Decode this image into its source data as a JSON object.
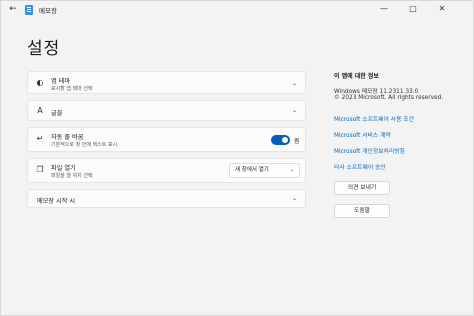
{
  "window": {
    "title": "메모장",
    "back_glyph": "←",
    "minimize_glyph": "—",
    "maximize_glyph": "□",
    "close_glyph": "✕"
  },
  "page": {
    "title": "설정"
  },
  "settings": {
    "theme": {
      "label": "앱 테마",
      "sub": "표시할 앱 테마 선택",
      "icon": "palette-icon"
    },
    "font": {
      "label": "글꼴",
      "icon": "font-icon"
    },
    "wrap": {
      "label": "자동 줄 바꿈",
      "sub": "기본적으로 창 안에 텍스트 표시",
      "toggle_state": "켬",
      "toggle_on": true,
      "icon": "word-wrap-icon"
    },
    "open_file": {
      "label": "파일 열기",
      "sub": "파일을 열 위치 선택",
      "selected": "새 창에서 열기",
      "icon": "open-file-icon"
    },
    "startup": {
      "label": "메모장 시작 시"
    }
  },
  "about": {
    "title": "이 앱에 대한 정보",
    "version": "Windows 메모장 11.2311.33.0",
    "copyright": "© 2023 Microsoft. All rights reserved.",
    "links": [
      "Microsoft 소프트웨어 사용 조건",
      "Microsoft 서비스 계약",
      "Microsoft 개인정보처리방침",
      "타사 소프트웨어 승인"
    ],
    "feedback_button": "의견 보내기",
    "help_button": "도움말"
  },
  "colors": {
    "accent": "#005fb8",
    "link": "#0067c0",
    "background": "#f3f3f3"
  }
}
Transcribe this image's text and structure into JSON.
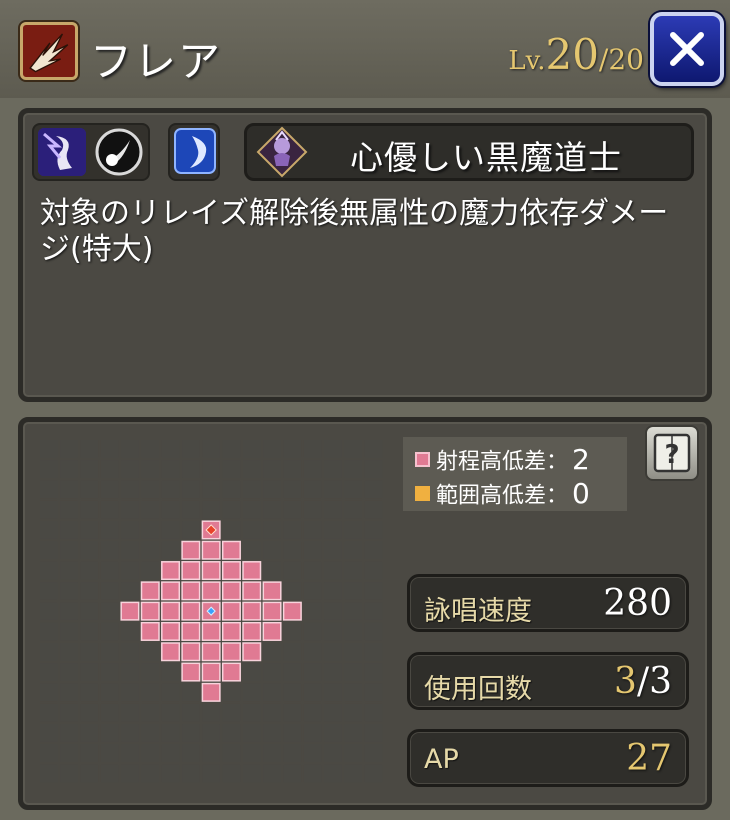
{
  "header": {
    "skill_name": "フレア",
    "level_prefix": "Lv.",
    "level_current": "20",
    "level_separator": "/",
    "level_max": "20"
  },
  "icons": {
    "skill": "flare-skill-icon",
    "element": "magic-element-icon",
    "effect": "comet-icon",
    "attack_type": "crescent-moon-icon",
    "class": "black-mage-emblem-icon",
    "close": "close-icon",
    "help": "help-book-icon"
  },
  "class_name": "心優しい黒魔道士",
  "description": "対象のリレイズ解除後無属性の魔力依存ダメージ(特大)",
  "range": {
    "legend": [
      {
        "label": "射程高低差：",
        "value": "2",
        "color": "#e07a93"
      },
      {
        "label": "範囲高低差：",
        "value": "0",
        "color": "#f0b040"
      }
    ]
  },
  "stats": [
    {
      "label": "詠唱速度",
      "value_main": "280",
      "value_sep": "",
      "value_rest": ""
    },
    {
      "label": "使用回数",
      "value_main": "3",
      "value_sep": "/",
      "value_rest": "3"
    },
    {
      "label": "AP",
      "value_main": "27",
      "value_sep": "",
      "value_rest": ""
    }
  ],
  "colors": {
    "range_fill": "#e07a93",
    "cell": "#4a4944",
    "gold": "#e5c770"
  }
}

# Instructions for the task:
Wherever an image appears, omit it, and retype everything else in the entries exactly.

# Exercise answer:
Decode this image into its source data as a JSON object.
{
  "window": {
    "title": "메모장",
    "back_glyph": "←",
    "minimize_glyph": "—",
    "maximize_glyph": "□",
    "close_glyph": "✕"
  },
  "page": {
    "title": "설정"
  },
  "settings": {
    "theme": {
      "label": "앱 테마",
      "sub": "표시할 앱 테마 선택",
      "icon": "palette-icon"
    },
    "font": {
      "label": "글꼴",
      "icon": "font-icon"
    },
    "wrap": {
      "label": "자동 줄 바꿈",
      "sub": "기본적으로 창 안에 텍스트 표시",
      "toggle_state": "켬",
      "toggle_on": true,
      "icon": "word-wrap-icon"
    },
    "open_file": {
      "label": "파일 열기",
      "sub": "파일을 열 위치 선택",
      "selected": "새 창에서 열기",
      "icon": "open-file-icon"
    },
    "startup": {
      "label": "메모장 시작 시"
    }
  },
  "about": {
    "title": "이 앱에 대한 정보",
    "version": "Windows 메모장 11.2311.33.0",
    "copyright": "© 2023 Microsoft. All rights reserved.",
    "links": [
      "Microsoft 소프트웨어 사용 조건",
      "Microsoft 서비스 계약",
      "Microsoft 개인정보처리방침",
      "타사 소프트웨어 승인"
    ],
    "feedback_button": "의견 보내기",
    "help_button": "도움말"
  },
  "colors": {
    "accent": "#005fb8",
    "link": "#0067c0",
    "background": "#f3f3f3"
  }
}
Transcribe this image's text and structure into JSON.
{
  "header": {
    "skill_name": "フレア",
    "level_prefix": "Lv.",
    "level_current": "20",
    "level_separator": "/",
    "level_max": "20"
  },
  "icons": {
    "skill": "flare-skill-icon",
    "element": "magic-element-icon",
    "effect": "comet-icon",
    "attack_type": "crescent-moon-icon",
    "class": "black-mage-emblem-icon",
    "close": "close-icon",
    "help": "help-book-icon"
  },
  "class_name": "心優しい黒魔道士",
  "description": "対象のリレイズ解除後無属性の魔力依存ダメージ(特大)",
  "range": {
    "legend": [
      {
        "label": "射程高低差：",
        "value": "2",
        "color": "#e07a93"
      },
      {
        "label": "範囲高低差：",
        "value": "0",
        "color": "#f0b040"
      }
    ]
  },
  "stats": [
    {
      "label": "詠唱速度",
      "value_main": "280",
      "value_sep": "",
      "value_rest": ""
    },
    {
      "label": "使用回数",
      "value_main": "3",
      "value_sep": "/",
      "value_rest": "3"
    },
    {
      "label": "AP",
      "value_main": "27",
      "value_sep": "",
      "value_rest": ""
    }
  ],
  "colors": {
    "range_fill": "#e07a93",
    "cell": "#4a4944",
    "gold": "#e5c770"
  }
}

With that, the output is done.